"Commercial vehicles are the lifeblood of business. Government support packages appear to have stimulated investment in used CVs, for example through business rate relief, deferred HMRC VAT payments and furlough. These cashflow reserves have given companies the confidence to upgrade and invest in brand new or newer used van fleets."

James Davis, Customer Insight Director, Cox Automotive

The commercial vehicle big picture

There is no argument that commercial vehicles are business critical tools. However, there are winners and losers in the current environment. The growth of home delivery and the gig economy have led to increased demand, with traditional bricks and mortar stores investing in the infrastructure to get their goods to customers during the spring 2020 lockdown and beyond. 

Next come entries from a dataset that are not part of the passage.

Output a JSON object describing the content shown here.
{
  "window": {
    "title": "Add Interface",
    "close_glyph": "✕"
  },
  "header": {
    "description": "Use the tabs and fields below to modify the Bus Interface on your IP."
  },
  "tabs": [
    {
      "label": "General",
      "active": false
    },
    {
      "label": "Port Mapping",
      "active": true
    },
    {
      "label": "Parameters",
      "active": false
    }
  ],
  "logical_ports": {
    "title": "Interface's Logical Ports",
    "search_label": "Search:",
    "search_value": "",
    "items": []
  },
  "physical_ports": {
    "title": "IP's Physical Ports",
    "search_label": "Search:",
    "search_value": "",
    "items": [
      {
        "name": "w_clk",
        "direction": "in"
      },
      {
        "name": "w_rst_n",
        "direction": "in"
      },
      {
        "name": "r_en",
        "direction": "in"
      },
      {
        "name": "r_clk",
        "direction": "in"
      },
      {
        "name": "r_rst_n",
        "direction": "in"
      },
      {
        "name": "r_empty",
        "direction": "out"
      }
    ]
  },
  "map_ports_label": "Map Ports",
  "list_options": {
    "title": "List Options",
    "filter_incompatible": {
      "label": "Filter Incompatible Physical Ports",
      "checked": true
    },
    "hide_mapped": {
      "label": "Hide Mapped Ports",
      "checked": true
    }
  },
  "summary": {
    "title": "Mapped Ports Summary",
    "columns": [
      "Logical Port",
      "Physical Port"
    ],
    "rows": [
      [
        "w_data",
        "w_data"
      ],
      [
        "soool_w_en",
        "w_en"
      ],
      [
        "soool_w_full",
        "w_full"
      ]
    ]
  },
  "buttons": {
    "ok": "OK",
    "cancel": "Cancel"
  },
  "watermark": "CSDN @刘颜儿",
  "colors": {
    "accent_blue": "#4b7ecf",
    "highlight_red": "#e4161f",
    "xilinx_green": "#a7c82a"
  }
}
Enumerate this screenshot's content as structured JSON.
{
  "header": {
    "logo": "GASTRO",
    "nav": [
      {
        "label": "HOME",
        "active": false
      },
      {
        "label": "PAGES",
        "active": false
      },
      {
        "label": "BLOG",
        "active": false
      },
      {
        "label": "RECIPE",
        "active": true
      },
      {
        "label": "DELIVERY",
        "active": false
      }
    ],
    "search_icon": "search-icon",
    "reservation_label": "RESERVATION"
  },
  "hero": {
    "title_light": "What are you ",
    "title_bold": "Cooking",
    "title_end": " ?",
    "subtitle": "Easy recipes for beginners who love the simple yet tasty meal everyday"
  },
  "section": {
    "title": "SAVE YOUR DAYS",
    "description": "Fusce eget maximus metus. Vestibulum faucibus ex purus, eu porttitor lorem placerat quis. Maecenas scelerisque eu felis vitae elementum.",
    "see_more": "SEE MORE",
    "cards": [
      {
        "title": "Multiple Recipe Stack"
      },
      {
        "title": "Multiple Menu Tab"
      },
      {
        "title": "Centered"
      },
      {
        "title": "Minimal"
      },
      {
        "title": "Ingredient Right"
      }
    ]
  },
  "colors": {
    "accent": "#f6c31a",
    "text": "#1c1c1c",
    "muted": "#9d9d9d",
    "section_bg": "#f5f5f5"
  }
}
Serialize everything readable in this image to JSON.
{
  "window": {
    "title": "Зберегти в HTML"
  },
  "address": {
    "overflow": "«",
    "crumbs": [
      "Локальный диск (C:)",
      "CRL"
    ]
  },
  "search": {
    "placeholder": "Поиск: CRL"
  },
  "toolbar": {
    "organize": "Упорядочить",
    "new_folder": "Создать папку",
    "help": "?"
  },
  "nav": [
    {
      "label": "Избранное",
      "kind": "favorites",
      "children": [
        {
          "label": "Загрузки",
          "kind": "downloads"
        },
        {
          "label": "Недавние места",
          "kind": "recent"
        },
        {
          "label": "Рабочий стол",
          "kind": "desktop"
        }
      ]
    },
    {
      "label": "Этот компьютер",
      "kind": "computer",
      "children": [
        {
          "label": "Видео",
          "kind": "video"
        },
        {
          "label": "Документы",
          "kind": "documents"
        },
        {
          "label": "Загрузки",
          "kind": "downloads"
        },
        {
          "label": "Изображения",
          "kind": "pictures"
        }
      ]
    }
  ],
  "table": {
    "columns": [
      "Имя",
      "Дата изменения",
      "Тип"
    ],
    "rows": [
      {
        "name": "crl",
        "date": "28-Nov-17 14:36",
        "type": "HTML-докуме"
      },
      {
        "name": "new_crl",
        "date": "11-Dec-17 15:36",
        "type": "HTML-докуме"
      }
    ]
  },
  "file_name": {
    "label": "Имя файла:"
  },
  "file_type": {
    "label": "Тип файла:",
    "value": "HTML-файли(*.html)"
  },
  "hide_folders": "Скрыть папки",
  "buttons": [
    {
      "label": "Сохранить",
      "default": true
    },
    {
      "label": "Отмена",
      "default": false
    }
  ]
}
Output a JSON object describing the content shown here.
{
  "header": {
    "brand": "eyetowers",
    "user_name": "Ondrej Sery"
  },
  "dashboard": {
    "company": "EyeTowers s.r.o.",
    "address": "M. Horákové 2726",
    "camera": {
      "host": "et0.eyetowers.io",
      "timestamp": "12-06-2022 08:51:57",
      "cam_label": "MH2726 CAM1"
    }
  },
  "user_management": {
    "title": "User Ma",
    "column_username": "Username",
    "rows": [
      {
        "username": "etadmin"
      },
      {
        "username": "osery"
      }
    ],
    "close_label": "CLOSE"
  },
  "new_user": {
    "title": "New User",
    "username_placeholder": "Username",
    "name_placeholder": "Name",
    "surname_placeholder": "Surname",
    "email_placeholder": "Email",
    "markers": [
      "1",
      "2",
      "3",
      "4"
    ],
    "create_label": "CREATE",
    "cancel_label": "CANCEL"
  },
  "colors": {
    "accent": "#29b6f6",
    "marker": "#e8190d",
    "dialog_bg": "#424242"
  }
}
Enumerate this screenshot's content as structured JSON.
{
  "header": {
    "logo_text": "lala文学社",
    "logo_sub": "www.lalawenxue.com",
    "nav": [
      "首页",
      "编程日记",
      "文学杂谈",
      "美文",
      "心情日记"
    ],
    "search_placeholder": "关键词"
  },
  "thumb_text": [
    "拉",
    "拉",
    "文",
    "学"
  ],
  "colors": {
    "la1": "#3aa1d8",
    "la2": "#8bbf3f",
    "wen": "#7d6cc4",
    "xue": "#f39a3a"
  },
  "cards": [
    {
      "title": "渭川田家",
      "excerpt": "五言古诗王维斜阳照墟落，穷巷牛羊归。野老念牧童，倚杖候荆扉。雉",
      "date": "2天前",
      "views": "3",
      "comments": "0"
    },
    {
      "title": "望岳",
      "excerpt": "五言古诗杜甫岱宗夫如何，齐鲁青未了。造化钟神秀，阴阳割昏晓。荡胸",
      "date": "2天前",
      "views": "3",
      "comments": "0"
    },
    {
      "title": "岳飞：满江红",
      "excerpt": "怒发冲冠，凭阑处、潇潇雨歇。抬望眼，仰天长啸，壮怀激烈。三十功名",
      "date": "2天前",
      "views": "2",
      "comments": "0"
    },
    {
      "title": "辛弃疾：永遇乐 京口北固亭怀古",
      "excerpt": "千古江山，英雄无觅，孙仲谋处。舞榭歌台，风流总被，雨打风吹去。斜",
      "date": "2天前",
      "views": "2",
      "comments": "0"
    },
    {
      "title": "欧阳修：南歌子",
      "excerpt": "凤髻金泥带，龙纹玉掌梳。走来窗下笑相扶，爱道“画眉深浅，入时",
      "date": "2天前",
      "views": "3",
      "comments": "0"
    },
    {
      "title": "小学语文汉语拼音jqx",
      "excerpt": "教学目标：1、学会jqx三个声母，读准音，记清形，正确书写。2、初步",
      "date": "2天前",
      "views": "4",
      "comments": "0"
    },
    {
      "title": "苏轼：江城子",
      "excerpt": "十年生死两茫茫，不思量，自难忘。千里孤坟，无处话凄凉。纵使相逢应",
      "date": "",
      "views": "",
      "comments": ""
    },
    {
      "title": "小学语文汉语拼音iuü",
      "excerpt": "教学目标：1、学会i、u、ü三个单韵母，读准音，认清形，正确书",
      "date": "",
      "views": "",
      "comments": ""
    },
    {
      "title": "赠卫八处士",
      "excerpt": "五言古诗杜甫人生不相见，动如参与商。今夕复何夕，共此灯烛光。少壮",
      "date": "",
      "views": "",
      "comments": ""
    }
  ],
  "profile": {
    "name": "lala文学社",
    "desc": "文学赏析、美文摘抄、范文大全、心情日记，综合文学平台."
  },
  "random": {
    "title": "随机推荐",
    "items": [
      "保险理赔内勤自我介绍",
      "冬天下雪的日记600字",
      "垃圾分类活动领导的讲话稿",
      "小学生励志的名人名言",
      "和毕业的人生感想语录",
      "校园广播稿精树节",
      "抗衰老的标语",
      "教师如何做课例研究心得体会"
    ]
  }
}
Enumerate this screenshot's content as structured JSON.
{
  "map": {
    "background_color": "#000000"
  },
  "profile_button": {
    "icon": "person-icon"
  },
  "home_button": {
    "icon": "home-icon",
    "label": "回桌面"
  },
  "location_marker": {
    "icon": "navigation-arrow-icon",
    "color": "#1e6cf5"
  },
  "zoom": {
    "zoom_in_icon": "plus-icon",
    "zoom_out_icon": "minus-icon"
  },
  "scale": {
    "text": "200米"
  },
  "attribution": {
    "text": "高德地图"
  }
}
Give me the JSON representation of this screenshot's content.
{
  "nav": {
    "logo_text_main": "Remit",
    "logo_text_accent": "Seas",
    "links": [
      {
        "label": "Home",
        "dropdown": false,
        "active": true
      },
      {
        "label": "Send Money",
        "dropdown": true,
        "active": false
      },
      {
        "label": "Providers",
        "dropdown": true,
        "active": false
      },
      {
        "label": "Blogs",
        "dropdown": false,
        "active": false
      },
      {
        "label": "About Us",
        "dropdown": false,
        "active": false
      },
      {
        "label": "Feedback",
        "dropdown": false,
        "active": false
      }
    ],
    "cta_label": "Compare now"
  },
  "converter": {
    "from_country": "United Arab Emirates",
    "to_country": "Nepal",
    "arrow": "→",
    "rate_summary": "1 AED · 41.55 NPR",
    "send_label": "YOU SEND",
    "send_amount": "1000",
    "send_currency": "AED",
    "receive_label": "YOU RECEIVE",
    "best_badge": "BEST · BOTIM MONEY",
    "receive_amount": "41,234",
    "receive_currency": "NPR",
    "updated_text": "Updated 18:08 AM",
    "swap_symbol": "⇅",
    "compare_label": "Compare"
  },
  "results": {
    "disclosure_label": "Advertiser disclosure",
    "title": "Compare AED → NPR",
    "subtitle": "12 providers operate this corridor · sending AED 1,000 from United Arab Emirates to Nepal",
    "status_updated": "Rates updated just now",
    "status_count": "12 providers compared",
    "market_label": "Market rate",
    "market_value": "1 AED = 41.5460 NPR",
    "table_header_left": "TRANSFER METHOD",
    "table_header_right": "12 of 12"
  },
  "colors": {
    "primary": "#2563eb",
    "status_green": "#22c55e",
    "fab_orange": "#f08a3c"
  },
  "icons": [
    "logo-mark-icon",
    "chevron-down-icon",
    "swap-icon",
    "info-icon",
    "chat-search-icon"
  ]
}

However, several sectors have been hit hard by redundancy and consolidation, leading to early termination on vehicle contracts. Demand is inevitably underpinned by economic stimulus and investment, meaning LCV transactions are linked to the continuation of high-profile projects such as High Speed 2 rail, roadbuilding, house building, infrastructure construction and more. 

While responding to COVID-19 offers a unique set of challenges, the market already had several legislative and economic pressures to contend with. Brexit looms large, with businesses still waiting on clarity to support future investment and decision-making as well as the impact of tariffs on list prices and transaction values. In addition, the environmental road map is pushing for organisations to switch to cleaner vehicles within the next two or three change cycles; although the temporary deferral of Clean Air Zones in many locations has provided limited space to review options and futureproof fleet decisions.  

Specific issues such as the need for social distancing in cabs or reducing to single-crewed delivery is likely to have an impact on the make and model derivations which are in demand, at least in the short term. Supply remains a challenge, with some manufacturers unable or unwilling to commit to bulk orders and significant lead times pushing businesses with an immediate need into the used sector.  

The markets are in the throes of a supply-led rather than demand-led recession, and the key issues surround societal change in response to public health rather than necessarily liquidity or financial drivers. However, an overall air of uncertainty continues to impact on decision-making, while Brexit is likely to compound supply issues. For example, new tariff structures and pre-existing scrappage and support incentives across the major EU markets favour Left Hand Drive production. The UK may not have access to as many new vehicles as required, despite it being one of the top three LCV markets by volume in the European zone. 

"In the absence of wholesale supply, demand dynamics have created an environment in which used demand and values have grown exceptionally. That said, in my career, I have never experienced such sector wide used van inflation. While new LCV supply constraints continue, I believe it is highly likely the premiums paid for used Euro 6 will continue upwards while Euro 5 (and pre-Euro 5) LCVs will stabilise and plateau in value terms; today at a level still over a third higher than before the first national lockdown. It is only a marked increase in new supply - or a significant prolonged demand-led recession - that can soften or reverse this price trend in the used market."

James Davis, Customer Insight Director, Cox Automotive